* Assignment
Because the pictures are not wanted, give back only the exact text of every entry below.

* Data for the task
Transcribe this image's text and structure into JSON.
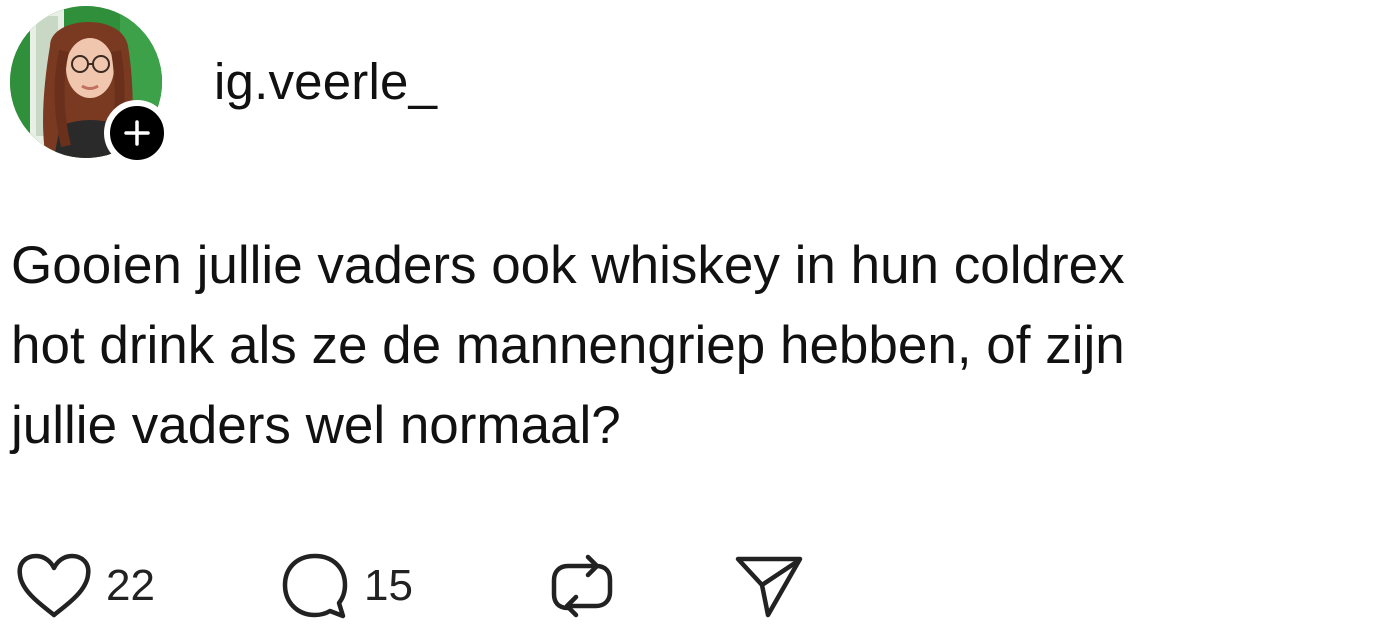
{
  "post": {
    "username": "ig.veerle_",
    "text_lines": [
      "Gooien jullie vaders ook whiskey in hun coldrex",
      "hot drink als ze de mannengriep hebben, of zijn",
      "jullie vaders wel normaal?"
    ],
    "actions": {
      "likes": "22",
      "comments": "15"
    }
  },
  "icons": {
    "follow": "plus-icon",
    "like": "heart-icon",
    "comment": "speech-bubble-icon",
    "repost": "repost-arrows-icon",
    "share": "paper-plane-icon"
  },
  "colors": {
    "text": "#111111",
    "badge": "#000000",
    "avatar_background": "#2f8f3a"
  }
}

* Task result
Transcribe this image's text and structure into JSON.
{
  "post": {
    "username": "ig.veerle_",
    "text_lines": [
      "Gooien jullie vaders ook whiskey in hun coldrex",
      "hot drink als ze de mannengriep hebben, of zijn",
      "jullie vaders wel normaal?"
    ],
    "actions": {
      "likes": "22",
      "comments": "15"
    }
  },
  "icons": {
    "follow": "plus-icon",
    "like": "heart-icon",
    "comment": "speech-bubble-icon",
    "repost": "repost-arrows-icon",
    "share": "paper-plane-icon"
  },
  "colors": {
    "text": "#111111",
    "badge": "#000000",
    "avatar_background": "#2f8f3a"
  }
}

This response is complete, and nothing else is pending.